On March 3 they left, they had one wash up on that first 24 hour period ending up in Prague. Here they bartered cigarettes for food and the train left again travelling through Pilzen, Regensburg and Augsburg. Twice they were provided with water ending up in Menningen at Stalag VIIB. The Russians of this camp were in a terrible state. It was hugely overcrowded and it was a great day when they heard that NCO's were being transferred to Stalag 383 and that the Americans had crossed the Rhine. This was a five day journey (albeit 120 miles in a straight line). By avoiding bombed rail lines they went through Munich twice.
American air craft strafed the POW train

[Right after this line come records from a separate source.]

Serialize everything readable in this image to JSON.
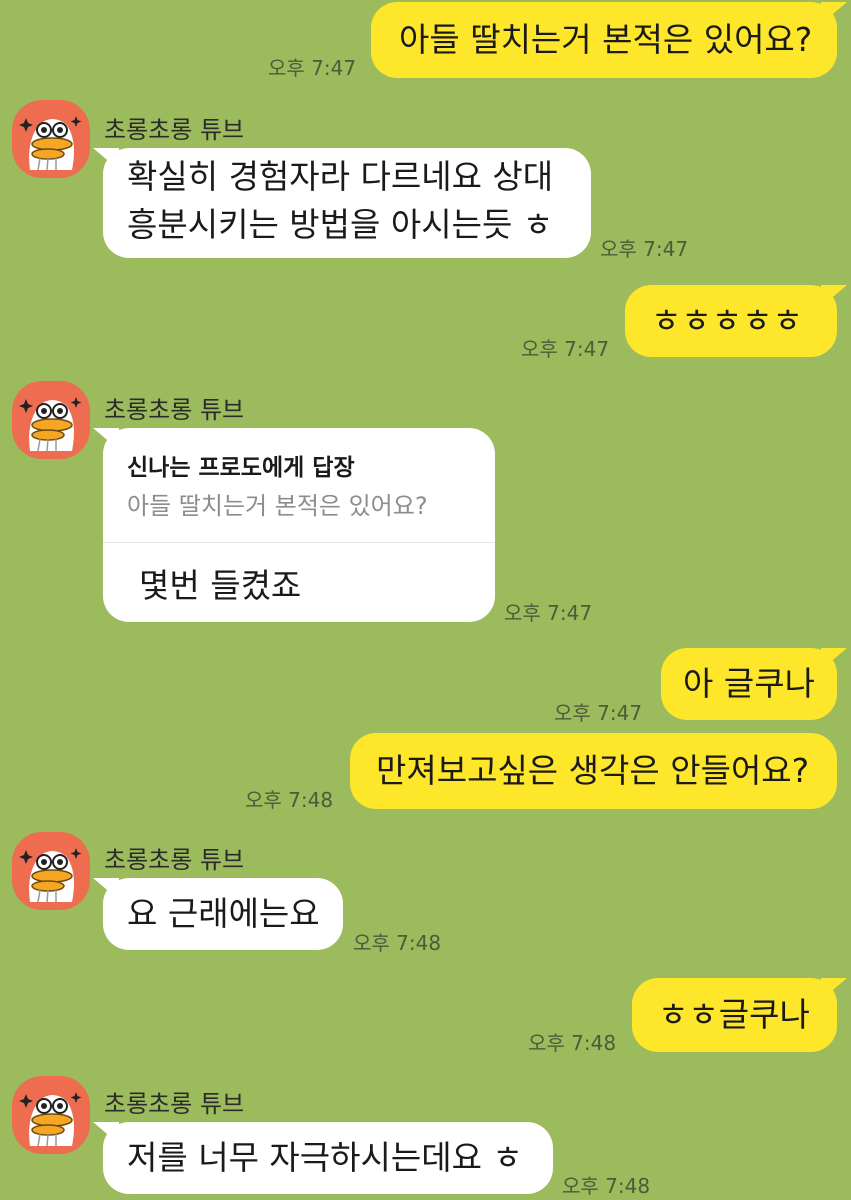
{
  "sender_name": "초롱초롱 튜브",
  "messages": [
    {
      "from": "me",
      "text": "아들 딸치는거 본적은 있어요?",
      "time": "오후 7:47"
    },
    {
      "from": "them",
      "lines": [
        "확실히 경험자라 다르네요 상대",
        "흥분시키는 방법을 아시는듯 ㅎ"
      ],
      "time": "오후 7:47"
    },
    {
      "from": "me",
      "text": "ㅎㅎㅎㅎㅎ",
      "time": "오후 7:47"
    },
    {
      "from": "them",
      "reply_to": "신나는 프로도에게 답장",
      "quote": "아들 딸치는거 본적은 있어요?",
      "text": "몇번 들켰죠",
      "time": "오후 7:47"
    },
    {
      "from": "me",
      "text": "아 글쿠나",
      "time": "오후 7:47"
    },
    {
      "from": "me",
      "text": "만져보고싶은 생각은 안들어요?",
      "time": "오후 7:48"
    },
    {
      "from": "them",
      "text": "요 근래에는요",
      "time": "오후 7:48"
    },
    {
      "from": "me",
      "text": "ㅎㅎ글쿠나",
      "time": "오후 7:48"
    },
    {
      "from": "them",
      "text": "저를 너무 자극하시는데요 ㅎ",
      "time": "오후 7:48"
    }
  ],
  "colors": {
    "background": "#9bbb5c",
    "my_bubble": "#fee62a",
    "their_bubble": "#ffffff",
    "avatar": "#ee6c50"
  }
}
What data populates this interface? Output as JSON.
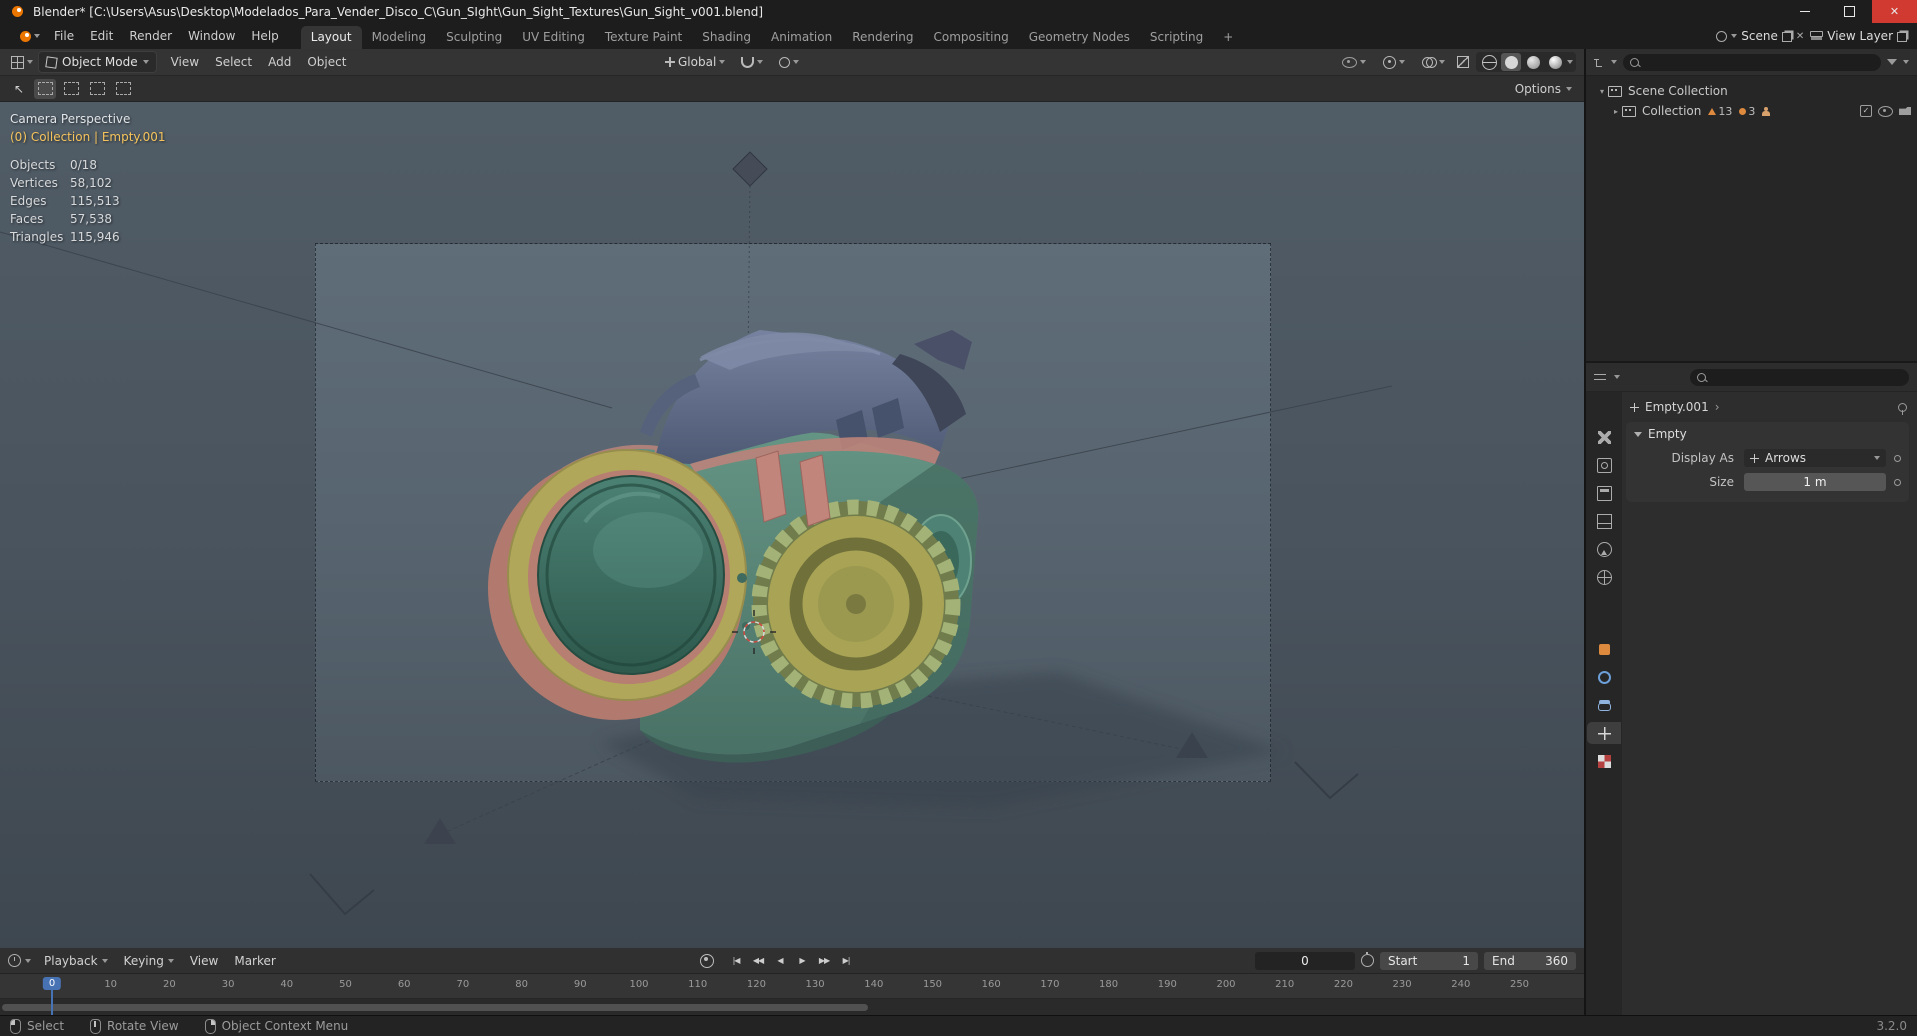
{
  "window": {
    "title": "Blender* [C:\\Users\\Asus\\Desktop\\Modelados_Para_Vender_Disco_C\\Gun_SIght\\Gun_Sight_Textures\\Gun_Sight_v001.blend]"
  },
  "topbar": {
    "menus": [
      {
        "label": "File"
      },
      {
        "label": "Edit"
      },
      {
        "label": "Render"
      },
      {
        "label": "Window"
      },
      {
        "label": "Help"
      }
    ],
    "tabs": [
      {
        "label": "Layout",
        "active": true
      },
      {
        "label": "Modeling"
      },
      {
        "label": "Sculpting"
      },
      {
        "label": "UV Editing"
      },
      {
        "label": "Texture Paint"
      },
      {
        "label": "Shading"
      },
      {
        "label": "Animation"
      },
      {
        "label": "Rendering"
      },
      {
        "label": "Compositing"
      },
      {
        "label": "Geometry Nodes"
      },
      {
        "label": "Scripting"
      },
      {
        "label": "+"
      }
    ],
    "scene_label": "Scene",
    "view_layer_label": "View Layer"
  },
  "viewport": {
    "header": {
      "mode": "Object Mode",
      "menus": [
        {
          "label": "View"
        },
        {
          "label": "Select"
        },
        {
          "label": "Add"
        },
        {
          "label": "Object"
        }
      ],
      "orientation": "Global"
    },
    "tool_row": {
      "options_label": "Options"
    },
    "overlay": {
      "view_label": "Camera Perspective",
      "context": "(0) Collection | Empty.001",
      "stats": [
        {
          "label": "Objects",
          "value": "0/18"
        },
        {
          "label": "Vertices",
          "value": "58,102"
        },
        {
          "label": "Edges",
          "value": "115,513"
        },
        {
          "label": "Faces",
          "value": "57,538"
        },
        {
          "label": "Triangles",
          "value": "115,946"
        }
      ]
    }
  },
  "outliner": {
    "scene_collection_label": "Scene Collection",
    "collection_label": "Collection",
    "counts": {
      "meshes": "13",
      "others": "3"
    }
  },
  "properties": {
    "breadcrumb": "Empty.001",
    "breadcrumb_sep": "›",
    "panel_title": "Empty",
    "display_as_label": "Display As",
    "display_as_value": "Arrows",
    "size_label": "Size",
    "size_value": "1 m"
  },
  "timeline": {
    "menus": [
      {
        "label": "Playback"
      },
      {
        "label": "Keying"
      },
      {
        "label": "View"
      },
      {
        "label": "Marker"
      }
    ],
    "transport": [
      {
        "glyph": "|◀"
      },
      {
        "glyph": "◀◀"
      },
      {
        "glyph": "◀"
      },
      {
        "glyph": "▶"
      },
      {
        "glyph": "▶▶"
      },
      {
        "glyph": "▶|"
      }
    ],
    "current_frame": "0",
    "start_label": "Start",
    "start_value": "1",
    "end_label": "End",
    "end_value": "360",
    "ruler": [
      0,
      10,
      20,
      30,
      40,
      50,
      60,
      70,
      80,
      90,
      100,
      110,
      120,
      130,
      140,
      150,
      160,
      170,
      180,
      190,
      200,
      210,
      220,
      230,
      240,
      250
    ]
  },
  "status": {
    "hints": [
      {
        "label": "Select"
      },
      {
        "label": "Rotate View"
      },
      {
        "label": "Object Context Menu"
      }
    ],
    "version": "3.2.0"
  },
  "colors": {
    "accent": "#4772b3",
    "active_object_text": "#f5c35c",
    "object_orange": "#dd8a3e"
  }
}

The Americans strafed the train but they entered a tunnel just in time, and alighted at Neumarcht before it was bombed. From Parsburg they hiked 12 miles to Stalag 383. Again it was terribly overcrowded and on 19 April they were ordered to move to Regensburg. It was too risky to try to escape as a German Warewolf training camp had recruits throughout the hills just waiting to shoot an American.

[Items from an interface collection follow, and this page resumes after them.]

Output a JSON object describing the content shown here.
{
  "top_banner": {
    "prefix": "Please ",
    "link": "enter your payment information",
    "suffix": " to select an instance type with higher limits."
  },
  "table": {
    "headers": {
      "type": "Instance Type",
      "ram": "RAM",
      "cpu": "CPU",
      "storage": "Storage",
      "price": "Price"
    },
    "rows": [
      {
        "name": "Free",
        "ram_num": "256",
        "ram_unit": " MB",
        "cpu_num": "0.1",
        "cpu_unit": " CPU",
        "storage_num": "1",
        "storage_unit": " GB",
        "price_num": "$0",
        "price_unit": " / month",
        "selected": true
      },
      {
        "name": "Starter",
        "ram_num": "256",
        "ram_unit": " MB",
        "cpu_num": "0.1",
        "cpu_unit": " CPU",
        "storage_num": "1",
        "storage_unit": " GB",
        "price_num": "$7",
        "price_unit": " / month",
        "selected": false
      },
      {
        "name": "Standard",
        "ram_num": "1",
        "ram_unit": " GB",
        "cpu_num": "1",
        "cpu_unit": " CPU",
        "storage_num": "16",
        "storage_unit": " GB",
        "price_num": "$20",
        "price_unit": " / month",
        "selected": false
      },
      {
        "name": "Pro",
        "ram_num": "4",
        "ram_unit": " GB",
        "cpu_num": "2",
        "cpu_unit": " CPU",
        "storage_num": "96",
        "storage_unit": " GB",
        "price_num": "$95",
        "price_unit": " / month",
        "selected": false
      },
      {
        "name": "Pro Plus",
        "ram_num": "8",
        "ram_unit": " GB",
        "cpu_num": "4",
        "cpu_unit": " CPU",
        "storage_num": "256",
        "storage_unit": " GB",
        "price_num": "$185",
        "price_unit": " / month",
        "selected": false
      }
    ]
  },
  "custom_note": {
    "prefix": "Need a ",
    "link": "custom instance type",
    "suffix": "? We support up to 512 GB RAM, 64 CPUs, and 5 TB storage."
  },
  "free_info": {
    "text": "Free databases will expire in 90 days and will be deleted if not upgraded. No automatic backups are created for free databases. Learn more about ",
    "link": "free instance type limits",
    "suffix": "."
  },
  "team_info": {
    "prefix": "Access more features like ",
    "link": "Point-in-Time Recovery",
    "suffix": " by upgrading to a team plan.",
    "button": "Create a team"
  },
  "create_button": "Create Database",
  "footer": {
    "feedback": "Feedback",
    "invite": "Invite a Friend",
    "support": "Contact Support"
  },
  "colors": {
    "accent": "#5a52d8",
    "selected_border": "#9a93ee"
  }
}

After two nights they passed by a Hungarian SS Division consisting of kids 14-18 years old. As they neared the town the Americans bombed it and camped in barns and surprisingly had a Red Cross truck visit them leaving them enough food for a fortnight. The Mustang fighters were a problem as the pilots were unable to determine our column with 25 POWs killed through strafing. At the Eiser River they realised the end was near as the Americans were firing artillery from their side of the river. The Germans blew the bridge and then took off into the hills.
The Americans crossed at 5.00am and the POWs saw the platoons at 1.00pm and at 3.00pm the Yanks came up the road and they were liberated.
The homeward journey
It was eleven days later they were able to start their homeward journey. They were a long 11 days. Kennerly recalls swapping a bar of milk chocolate for 16 eggs. But with 110,000 POWS within a 50 k radius this was no easy logistical task. 100 trucks came for them. At Inglestadt aerodrome there were 1000 POW ahead of them. 70 Dakota aircraft were on POW duty.
Their group got away the following day. Landing at Reims they were taken to a transient camp and two days later boarded a Lancaster for England.
ANZAC Day brings to many returned servicemen and women a host of memories that are increasingly being given air time as the WWII veterans enter their twilight years. This should not surprise us as King David in his latter years after his many military victories had much of his life story recorded which we read today in the Old Testament's â Samuel I and II and The Chronicles I and II.
What astonished me about such stories - the forgiveness found after so many years, such horrific things done to them, and in the eyes of the world, the injustice of seeing such nasties 'get away with it' - a living contrast.
Dr Mark Tronson is a Baptist minister (retired) who served as the Australian cricket team chaplain for 17 years (2000 ret) and established Life After Cricket in 2001. He was recognised by the Olympic Ministry Medal in 2009 presented by Carl Lewis Olympian of the Century. He mentors young writers and has written 24 books, and enjoys writing. He is married to Delma, with four adult children and grand-children.
Mark Tronson's archive of articles can be viewed at http://www.pressserviceinternational.org/mark-tronson.html